(Website and app data records)
---
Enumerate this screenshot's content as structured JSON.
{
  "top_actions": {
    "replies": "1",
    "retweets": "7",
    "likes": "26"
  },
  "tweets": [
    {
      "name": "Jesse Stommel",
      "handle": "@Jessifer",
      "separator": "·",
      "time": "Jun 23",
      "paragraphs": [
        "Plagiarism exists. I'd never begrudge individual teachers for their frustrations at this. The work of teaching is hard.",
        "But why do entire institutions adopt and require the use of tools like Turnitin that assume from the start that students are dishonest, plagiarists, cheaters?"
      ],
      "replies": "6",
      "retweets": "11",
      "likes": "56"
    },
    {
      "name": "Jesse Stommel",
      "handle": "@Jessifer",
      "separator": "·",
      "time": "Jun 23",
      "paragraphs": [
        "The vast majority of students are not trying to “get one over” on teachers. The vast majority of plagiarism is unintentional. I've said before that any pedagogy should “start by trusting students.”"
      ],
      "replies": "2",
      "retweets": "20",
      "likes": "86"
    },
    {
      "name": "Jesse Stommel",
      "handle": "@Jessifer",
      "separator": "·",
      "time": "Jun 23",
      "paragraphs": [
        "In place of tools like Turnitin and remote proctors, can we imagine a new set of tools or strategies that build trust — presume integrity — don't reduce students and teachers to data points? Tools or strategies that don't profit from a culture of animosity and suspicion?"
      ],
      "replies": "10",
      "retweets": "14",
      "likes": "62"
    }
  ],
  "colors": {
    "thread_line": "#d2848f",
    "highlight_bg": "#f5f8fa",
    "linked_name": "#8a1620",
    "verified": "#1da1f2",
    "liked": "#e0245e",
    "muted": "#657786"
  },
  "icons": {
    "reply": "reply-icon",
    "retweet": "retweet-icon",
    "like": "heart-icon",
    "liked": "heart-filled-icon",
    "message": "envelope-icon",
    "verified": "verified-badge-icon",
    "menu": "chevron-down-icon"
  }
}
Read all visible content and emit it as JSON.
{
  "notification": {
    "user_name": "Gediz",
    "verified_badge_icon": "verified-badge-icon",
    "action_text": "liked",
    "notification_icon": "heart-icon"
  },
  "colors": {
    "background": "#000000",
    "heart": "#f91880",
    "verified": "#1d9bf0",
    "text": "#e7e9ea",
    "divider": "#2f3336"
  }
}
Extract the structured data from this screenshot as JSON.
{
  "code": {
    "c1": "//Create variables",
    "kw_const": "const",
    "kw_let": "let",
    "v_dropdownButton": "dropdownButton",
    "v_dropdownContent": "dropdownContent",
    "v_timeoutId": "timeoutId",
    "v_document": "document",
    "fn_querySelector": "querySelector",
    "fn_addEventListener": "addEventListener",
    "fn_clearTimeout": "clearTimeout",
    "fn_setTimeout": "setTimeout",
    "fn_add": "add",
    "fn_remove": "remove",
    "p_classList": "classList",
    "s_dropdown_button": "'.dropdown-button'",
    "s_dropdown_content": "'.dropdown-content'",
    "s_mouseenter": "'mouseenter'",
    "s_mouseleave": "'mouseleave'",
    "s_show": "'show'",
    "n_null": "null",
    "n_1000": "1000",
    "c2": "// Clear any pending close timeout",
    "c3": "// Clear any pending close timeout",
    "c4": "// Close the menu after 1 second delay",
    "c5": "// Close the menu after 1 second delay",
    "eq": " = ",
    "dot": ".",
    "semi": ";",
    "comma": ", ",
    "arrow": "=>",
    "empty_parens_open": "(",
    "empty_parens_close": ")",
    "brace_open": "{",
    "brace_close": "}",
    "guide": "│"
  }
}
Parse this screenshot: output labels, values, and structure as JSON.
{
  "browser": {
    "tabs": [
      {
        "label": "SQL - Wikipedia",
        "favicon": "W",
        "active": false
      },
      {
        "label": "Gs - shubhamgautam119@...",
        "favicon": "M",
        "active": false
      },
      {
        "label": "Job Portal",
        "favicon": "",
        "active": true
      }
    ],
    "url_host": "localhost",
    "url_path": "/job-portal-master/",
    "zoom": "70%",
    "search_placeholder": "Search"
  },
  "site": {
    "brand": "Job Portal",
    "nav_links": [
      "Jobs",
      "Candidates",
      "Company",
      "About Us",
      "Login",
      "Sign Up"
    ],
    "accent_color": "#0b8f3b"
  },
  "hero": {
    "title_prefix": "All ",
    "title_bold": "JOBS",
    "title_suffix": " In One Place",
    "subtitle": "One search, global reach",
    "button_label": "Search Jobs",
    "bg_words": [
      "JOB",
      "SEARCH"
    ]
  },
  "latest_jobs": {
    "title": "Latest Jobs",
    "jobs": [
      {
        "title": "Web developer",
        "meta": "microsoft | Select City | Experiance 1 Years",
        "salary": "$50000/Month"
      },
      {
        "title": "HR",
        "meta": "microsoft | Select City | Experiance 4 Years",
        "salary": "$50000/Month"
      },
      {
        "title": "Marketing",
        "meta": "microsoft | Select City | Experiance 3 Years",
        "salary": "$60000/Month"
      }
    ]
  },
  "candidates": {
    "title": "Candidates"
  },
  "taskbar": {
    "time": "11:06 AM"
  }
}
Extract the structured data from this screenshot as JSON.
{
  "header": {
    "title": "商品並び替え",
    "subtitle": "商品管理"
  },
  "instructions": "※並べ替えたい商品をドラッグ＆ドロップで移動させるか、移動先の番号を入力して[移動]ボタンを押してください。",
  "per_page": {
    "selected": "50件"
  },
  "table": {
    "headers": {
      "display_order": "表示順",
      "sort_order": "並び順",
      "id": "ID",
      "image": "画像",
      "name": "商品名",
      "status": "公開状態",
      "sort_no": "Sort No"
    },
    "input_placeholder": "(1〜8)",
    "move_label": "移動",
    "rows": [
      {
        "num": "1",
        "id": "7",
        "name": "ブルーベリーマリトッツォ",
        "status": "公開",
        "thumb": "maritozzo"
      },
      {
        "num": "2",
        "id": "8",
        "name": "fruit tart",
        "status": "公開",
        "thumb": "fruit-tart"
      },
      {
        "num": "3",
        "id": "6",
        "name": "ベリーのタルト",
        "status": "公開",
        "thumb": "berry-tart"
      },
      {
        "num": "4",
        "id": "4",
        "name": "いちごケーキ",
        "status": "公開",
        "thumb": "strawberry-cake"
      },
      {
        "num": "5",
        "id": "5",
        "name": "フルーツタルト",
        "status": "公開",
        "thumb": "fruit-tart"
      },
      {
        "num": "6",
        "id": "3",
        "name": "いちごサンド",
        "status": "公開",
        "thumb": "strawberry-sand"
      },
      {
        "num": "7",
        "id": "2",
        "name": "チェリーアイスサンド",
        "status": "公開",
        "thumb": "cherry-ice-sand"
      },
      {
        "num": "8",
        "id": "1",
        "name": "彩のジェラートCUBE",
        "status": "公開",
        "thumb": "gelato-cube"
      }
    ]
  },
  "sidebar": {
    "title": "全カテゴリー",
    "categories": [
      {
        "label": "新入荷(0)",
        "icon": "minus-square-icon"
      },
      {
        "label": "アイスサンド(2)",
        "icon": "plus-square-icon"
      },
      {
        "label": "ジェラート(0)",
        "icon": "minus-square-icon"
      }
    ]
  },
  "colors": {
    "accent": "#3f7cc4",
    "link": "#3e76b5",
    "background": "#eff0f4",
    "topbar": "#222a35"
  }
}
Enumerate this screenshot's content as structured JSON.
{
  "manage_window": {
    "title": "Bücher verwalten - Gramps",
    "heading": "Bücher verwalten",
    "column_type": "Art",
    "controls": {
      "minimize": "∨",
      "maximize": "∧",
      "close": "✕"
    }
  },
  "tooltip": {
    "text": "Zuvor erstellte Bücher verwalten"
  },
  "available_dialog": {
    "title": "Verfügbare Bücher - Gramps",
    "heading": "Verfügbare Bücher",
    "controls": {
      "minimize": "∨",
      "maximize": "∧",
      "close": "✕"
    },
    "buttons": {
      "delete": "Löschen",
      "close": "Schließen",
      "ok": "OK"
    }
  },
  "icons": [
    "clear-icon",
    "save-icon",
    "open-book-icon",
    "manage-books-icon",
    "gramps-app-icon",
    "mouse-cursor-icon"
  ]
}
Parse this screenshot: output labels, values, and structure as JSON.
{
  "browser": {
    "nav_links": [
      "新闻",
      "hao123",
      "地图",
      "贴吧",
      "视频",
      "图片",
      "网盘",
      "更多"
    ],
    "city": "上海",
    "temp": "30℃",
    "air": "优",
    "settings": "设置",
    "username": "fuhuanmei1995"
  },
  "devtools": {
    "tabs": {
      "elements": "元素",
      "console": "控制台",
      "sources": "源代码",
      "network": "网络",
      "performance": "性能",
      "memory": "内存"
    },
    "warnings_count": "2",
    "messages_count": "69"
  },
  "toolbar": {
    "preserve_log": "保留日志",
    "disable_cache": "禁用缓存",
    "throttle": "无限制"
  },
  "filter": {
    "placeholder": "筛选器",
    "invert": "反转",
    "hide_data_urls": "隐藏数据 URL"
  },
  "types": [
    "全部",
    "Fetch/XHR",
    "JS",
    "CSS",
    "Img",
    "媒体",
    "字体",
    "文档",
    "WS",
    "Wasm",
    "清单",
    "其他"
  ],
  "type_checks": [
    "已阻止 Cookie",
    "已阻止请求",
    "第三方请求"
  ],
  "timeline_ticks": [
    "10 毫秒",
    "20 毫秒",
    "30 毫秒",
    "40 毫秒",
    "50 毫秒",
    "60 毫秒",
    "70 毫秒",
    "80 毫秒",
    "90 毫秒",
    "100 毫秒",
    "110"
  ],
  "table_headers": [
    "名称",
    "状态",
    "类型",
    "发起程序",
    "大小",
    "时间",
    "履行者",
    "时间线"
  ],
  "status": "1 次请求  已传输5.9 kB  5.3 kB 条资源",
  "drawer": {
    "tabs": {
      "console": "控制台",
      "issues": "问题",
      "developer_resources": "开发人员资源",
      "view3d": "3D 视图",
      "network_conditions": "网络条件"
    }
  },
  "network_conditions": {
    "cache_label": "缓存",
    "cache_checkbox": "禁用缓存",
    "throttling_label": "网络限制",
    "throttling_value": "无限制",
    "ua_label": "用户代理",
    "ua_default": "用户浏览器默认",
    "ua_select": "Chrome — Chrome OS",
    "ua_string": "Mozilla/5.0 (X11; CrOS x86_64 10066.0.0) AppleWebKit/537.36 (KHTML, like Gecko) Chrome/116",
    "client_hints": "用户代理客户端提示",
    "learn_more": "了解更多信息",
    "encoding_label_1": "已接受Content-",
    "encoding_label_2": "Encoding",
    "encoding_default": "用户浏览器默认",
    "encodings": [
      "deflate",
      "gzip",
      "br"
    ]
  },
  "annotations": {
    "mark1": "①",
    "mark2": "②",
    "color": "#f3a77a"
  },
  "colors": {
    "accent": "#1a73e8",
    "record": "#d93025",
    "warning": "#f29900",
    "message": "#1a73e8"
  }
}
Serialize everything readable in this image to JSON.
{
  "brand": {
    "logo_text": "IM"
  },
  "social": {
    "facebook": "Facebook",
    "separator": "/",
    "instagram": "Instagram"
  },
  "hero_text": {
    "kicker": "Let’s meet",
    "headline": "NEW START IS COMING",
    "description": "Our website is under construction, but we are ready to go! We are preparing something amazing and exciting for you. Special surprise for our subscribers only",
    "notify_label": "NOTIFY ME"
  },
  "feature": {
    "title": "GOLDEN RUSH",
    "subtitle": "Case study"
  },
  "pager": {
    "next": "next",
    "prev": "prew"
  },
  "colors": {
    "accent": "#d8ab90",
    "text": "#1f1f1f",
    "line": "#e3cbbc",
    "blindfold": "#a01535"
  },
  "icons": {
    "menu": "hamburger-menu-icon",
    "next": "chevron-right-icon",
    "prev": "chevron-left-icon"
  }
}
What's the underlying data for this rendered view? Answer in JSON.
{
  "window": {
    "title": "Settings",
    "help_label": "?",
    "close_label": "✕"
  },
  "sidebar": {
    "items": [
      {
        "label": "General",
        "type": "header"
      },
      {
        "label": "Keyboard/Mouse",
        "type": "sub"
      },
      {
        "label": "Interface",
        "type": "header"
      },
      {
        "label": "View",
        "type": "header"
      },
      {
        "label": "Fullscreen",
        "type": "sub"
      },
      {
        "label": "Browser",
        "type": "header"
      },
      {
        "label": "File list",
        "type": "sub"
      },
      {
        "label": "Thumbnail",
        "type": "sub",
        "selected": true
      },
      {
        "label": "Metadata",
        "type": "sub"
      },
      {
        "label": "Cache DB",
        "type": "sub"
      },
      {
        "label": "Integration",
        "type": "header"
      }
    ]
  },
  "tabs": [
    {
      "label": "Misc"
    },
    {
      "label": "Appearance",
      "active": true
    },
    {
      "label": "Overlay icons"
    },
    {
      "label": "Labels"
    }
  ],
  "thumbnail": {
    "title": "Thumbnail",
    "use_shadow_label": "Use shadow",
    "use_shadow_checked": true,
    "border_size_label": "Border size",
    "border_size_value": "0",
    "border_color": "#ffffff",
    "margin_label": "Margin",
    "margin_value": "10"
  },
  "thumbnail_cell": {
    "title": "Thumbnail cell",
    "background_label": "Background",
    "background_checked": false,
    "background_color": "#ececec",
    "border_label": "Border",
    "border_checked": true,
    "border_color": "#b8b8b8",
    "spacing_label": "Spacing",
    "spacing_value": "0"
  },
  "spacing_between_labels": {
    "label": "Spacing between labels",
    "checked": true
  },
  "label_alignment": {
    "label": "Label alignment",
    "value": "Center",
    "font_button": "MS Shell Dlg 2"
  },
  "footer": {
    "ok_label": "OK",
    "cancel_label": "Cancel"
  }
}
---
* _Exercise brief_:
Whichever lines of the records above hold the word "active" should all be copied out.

* _Task result_:
        "active": false
        "active": false
        "active": true
      "active": true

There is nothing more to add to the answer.